**Problem statement:**
What you return must be the lines of the data that hold the word "winocm".

**Material for this exercise:**

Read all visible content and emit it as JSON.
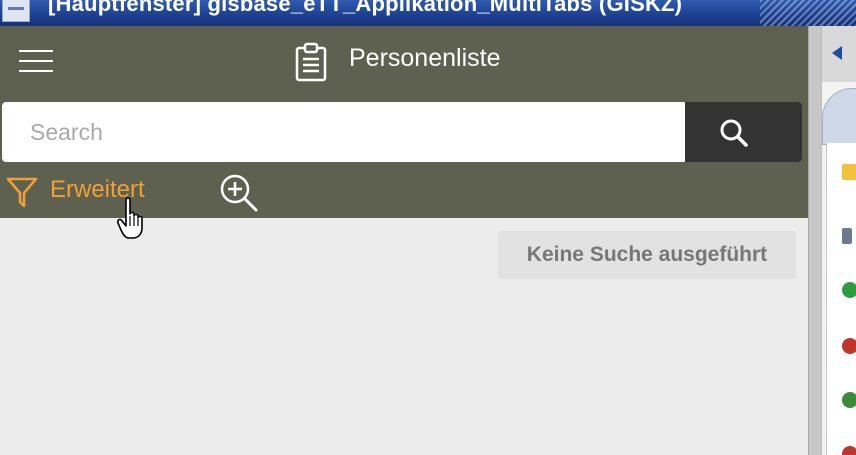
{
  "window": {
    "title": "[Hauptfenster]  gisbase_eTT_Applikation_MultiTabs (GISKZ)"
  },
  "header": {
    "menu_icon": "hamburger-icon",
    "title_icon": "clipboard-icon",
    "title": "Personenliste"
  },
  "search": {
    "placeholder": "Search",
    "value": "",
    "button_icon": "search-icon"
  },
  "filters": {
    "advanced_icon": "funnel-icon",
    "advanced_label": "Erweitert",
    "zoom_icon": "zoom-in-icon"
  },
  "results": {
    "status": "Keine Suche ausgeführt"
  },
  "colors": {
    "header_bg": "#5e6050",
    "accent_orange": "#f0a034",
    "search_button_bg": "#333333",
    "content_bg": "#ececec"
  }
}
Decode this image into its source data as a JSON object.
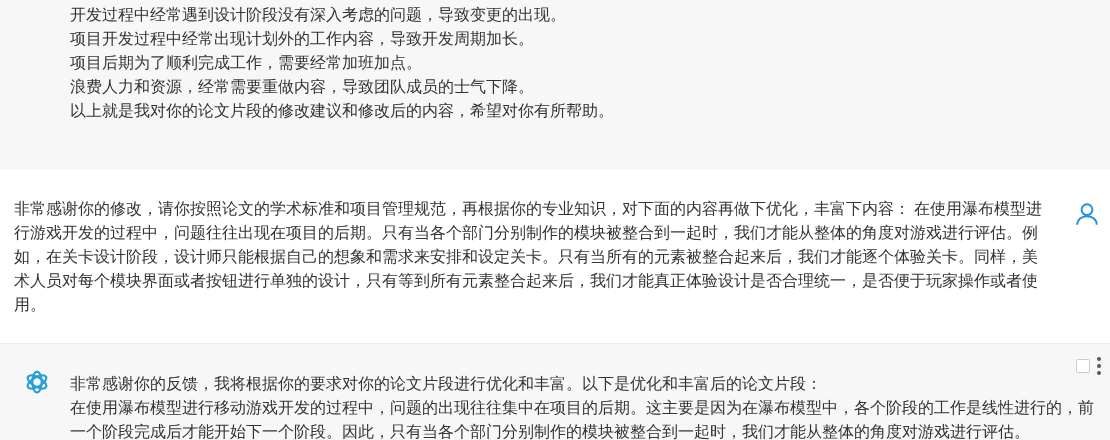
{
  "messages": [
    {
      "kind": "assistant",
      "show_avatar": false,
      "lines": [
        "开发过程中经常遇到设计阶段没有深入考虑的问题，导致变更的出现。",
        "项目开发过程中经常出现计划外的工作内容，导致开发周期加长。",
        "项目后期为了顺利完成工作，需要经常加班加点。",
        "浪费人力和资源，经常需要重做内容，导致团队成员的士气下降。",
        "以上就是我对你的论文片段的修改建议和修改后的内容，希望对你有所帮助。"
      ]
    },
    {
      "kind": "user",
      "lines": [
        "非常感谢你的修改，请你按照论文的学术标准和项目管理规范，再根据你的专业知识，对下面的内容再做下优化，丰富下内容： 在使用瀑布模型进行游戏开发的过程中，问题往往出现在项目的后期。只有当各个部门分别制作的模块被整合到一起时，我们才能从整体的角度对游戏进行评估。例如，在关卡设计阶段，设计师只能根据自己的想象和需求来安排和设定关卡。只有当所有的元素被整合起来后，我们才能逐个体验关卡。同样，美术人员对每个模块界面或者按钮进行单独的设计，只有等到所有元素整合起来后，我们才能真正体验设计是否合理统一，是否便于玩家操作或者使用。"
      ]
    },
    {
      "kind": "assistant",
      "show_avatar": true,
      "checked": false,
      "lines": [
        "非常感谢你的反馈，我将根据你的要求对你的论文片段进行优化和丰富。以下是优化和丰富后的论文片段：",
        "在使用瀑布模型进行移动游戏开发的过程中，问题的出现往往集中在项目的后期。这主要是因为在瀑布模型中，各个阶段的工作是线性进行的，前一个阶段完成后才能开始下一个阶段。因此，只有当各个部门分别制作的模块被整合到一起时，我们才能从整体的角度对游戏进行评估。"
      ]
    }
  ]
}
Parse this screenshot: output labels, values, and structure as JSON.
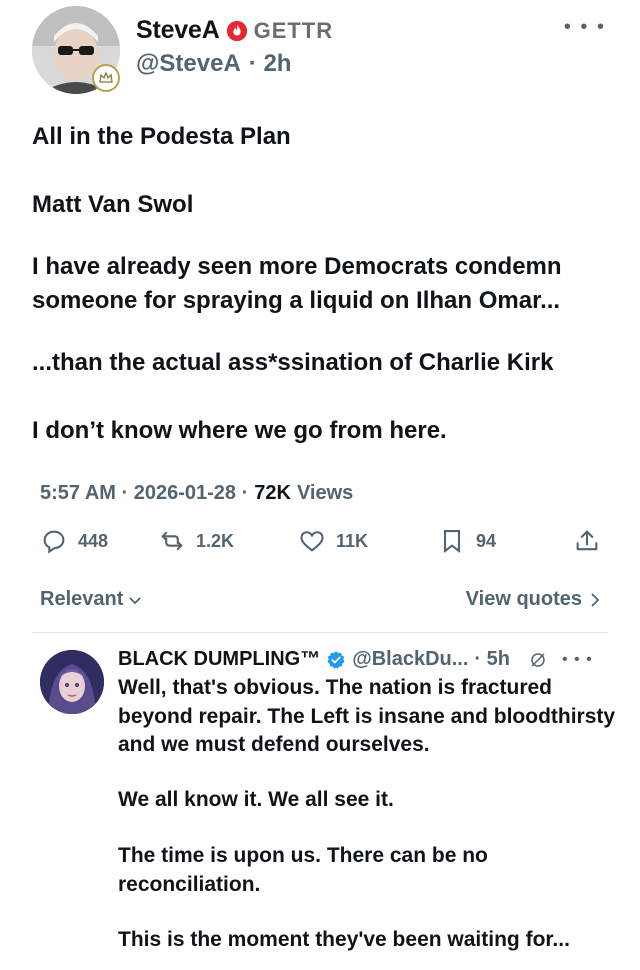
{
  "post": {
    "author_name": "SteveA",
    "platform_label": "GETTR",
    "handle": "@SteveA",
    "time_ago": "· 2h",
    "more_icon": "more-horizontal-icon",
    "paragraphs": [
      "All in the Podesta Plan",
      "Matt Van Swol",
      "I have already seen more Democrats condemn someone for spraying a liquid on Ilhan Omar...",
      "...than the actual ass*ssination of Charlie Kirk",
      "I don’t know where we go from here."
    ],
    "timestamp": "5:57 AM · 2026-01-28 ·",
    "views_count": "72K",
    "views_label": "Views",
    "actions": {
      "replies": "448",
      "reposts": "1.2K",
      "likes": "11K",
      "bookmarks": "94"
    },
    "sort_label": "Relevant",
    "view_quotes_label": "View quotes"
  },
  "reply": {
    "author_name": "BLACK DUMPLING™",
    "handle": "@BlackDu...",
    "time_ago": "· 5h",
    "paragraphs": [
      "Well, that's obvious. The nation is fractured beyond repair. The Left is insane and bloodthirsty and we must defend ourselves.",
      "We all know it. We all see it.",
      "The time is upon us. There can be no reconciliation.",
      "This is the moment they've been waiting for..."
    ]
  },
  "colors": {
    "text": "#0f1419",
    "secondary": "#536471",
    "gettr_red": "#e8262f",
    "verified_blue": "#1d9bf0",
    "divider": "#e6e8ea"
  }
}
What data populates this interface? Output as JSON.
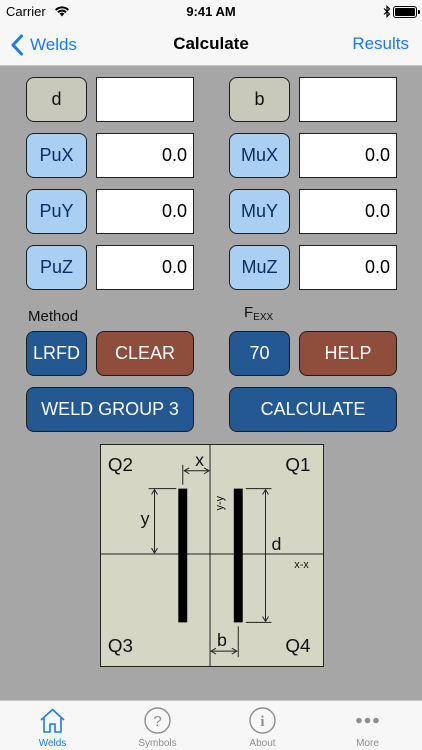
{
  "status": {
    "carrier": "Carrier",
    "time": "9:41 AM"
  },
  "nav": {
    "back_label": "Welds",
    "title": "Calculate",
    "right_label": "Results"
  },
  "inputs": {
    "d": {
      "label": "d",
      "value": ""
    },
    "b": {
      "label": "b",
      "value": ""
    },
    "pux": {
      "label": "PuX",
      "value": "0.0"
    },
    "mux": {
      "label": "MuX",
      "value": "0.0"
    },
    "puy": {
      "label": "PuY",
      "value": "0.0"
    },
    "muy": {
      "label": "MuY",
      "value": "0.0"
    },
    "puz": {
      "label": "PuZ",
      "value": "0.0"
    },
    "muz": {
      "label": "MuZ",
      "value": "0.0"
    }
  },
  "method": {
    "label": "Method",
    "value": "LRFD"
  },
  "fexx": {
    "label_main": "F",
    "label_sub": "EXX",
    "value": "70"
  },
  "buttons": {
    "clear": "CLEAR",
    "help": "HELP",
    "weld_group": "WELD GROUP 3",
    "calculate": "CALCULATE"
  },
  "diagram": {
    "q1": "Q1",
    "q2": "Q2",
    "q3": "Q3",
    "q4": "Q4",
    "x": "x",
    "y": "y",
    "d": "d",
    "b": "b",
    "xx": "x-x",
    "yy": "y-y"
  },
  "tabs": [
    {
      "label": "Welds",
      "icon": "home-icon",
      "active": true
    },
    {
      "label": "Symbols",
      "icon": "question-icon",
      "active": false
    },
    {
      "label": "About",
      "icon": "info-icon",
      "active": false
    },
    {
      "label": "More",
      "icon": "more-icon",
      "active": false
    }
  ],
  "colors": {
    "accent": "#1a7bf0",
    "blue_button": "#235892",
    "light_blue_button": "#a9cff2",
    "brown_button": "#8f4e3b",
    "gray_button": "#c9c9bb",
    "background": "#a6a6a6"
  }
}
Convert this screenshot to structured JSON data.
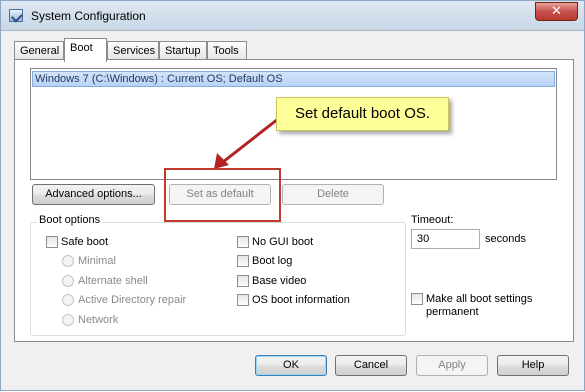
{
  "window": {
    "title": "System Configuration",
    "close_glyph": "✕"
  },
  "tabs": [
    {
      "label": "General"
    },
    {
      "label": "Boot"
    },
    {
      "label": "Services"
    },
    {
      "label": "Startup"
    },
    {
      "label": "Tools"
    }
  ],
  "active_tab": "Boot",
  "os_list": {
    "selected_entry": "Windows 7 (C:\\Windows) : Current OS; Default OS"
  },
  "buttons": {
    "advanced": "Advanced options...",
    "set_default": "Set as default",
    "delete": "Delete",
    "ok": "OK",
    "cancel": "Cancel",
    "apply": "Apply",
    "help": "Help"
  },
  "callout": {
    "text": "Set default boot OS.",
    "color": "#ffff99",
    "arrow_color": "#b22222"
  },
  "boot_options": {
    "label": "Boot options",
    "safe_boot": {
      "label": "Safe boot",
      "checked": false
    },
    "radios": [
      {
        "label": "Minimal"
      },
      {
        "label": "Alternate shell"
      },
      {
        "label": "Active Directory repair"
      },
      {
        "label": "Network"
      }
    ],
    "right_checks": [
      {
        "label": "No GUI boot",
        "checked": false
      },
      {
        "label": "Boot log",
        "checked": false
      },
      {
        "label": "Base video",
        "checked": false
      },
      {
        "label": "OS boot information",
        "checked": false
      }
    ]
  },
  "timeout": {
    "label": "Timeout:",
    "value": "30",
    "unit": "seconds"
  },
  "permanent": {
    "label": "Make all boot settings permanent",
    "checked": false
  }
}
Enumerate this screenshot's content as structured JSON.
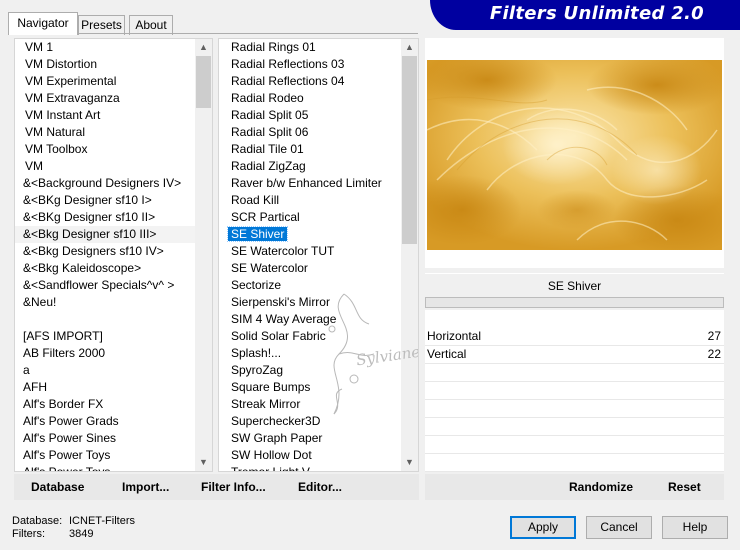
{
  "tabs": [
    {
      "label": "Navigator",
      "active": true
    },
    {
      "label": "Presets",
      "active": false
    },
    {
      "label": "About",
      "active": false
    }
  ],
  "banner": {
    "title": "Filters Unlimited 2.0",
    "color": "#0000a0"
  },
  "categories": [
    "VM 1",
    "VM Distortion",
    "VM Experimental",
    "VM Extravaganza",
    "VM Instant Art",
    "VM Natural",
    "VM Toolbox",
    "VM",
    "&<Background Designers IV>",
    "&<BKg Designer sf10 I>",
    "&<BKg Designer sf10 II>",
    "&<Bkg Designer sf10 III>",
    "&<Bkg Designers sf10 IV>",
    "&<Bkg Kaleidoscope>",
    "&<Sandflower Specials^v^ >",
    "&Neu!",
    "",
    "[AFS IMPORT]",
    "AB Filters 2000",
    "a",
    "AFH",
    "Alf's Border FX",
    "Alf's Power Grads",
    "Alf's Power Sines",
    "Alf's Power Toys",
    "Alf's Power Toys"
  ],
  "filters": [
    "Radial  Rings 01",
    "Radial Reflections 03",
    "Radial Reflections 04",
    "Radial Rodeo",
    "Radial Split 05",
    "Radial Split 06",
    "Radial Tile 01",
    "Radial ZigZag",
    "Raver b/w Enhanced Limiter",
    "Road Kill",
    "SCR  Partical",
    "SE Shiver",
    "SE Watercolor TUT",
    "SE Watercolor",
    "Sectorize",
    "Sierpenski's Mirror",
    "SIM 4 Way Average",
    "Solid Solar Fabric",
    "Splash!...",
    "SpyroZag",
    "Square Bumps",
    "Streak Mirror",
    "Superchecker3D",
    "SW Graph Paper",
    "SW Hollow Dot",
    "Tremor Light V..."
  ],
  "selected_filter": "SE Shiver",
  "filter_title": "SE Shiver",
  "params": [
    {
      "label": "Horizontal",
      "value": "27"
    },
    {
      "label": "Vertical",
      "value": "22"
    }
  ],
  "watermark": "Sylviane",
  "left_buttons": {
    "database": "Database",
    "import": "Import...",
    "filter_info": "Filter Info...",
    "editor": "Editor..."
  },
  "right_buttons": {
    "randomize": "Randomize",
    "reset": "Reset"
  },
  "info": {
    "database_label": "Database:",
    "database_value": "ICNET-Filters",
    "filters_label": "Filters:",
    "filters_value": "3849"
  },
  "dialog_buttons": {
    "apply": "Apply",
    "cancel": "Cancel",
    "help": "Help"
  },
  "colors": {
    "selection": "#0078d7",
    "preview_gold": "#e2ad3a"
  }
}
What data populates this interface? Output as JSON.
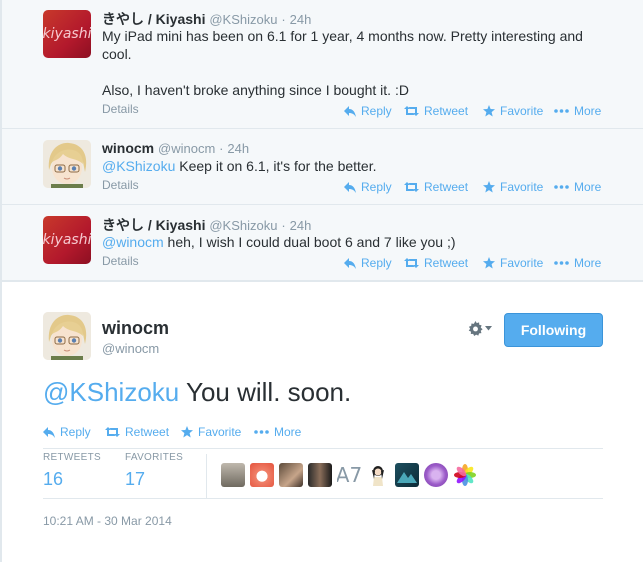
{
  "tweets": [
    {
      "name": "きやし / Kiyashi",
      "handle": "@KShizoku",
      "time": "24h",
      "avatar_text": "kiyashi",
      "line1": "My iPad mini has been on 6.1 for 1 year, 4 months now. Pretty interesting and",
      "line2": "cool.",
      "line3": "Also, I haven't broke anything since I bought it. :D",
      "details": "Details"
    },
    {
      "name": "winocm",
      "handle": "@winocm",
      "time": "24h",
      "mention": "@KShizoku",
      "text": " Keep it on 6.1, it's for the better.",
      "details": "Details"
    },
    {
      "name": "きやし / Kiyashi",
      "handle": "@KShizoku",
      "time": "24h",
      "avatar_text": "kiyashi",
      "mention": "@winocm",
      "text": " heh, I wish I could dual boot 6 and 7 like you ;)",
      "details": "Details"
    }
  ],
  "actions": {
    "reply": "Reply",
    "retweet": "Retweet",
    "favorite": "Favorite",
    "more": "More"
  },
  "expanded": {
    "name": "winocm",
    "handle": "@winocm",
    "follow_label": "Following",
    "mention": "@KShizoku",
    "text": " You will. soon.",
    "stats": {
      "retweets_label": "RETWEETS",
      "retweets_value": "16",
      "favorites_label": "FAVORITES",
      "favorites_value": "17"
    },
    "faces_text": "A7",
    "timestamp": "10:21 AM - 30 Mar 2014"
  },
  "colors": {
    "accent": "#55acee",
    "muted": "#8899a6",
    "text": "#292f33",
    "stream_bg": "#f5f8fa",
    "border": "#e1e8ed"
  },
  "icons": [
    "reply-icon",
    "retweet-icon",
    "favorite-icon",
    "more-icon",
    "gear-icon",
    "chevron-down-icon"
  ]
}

**Reply to the exercise:**
      "name": "winocm",
      "handle": "@winocm",
      "mention": "@winocm",
    "name": "winocm",
    "handle": "@winocm",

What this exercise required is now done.